I think you are right to question the efficiency of the triangular gauges.
From bitter experience I know that the outcomes are not reliable; well not for me at any rate.
I suspect that the inline slots on the outer studs (on the outside of a curve) may tend to flatten the rail between them instead of curving it out, giving rise to gauge narrowing.
I discovered 50%+ of my poitwork was narrow to gauge and I reckon I relied too much on these gauges.
Now, whenever I build pointwork, I always use a template, usually from Templot, and deliberately build slightly over-gauge.
Then I check everything with a vernier.
Slightly over-gauge at turnouts is desirable; it allows extra clearance for point blade fitting to stock rails in particular.
As I use plastic chairs on ply sleepers, it is fairly easy to apply solvent and move a rail out slightly if narrow to gauge.
Also be aware that if you use these gauges on plain track with C&L chairs the gauges will tend to grip the rails at their base.
After removing the gauges the rail will then move to conform to the 1 in 20 cant of the chairs and you end up with gauge narrowing!
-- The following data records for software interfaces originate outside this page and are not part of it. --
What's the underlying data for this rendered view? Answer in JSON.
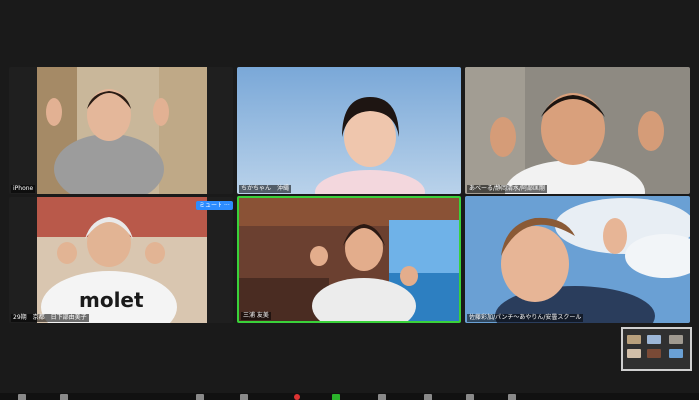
{
  "participants": [
    {
      "name": "iPhone"
    },
    {
      "name": "ちかちゃん　沖縄"
    },
    {
      "name": "あべーる/静岡清水/阿部匡剛"
    },
    {
      "name": "29期　京都　日下部由美子"
    },
    {
      "name": "三浦 友美"
    },
    {
      "name": "佐藤彩加/パンチ〜あやりん/安曇スクール"
    }
  ],
  "hover_controls": {
    "mute_label": "ミュート",
    "more_label": "···"
  },
  "colors": {
    "active_speaker": "#3ad13a",
    "button_blue": "#2d8cff",
    "record_red": "#dd3333",
    "share_green": "#2bb32b"
  }
}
One answer is to file the gauge studs down so they only grip the rail head.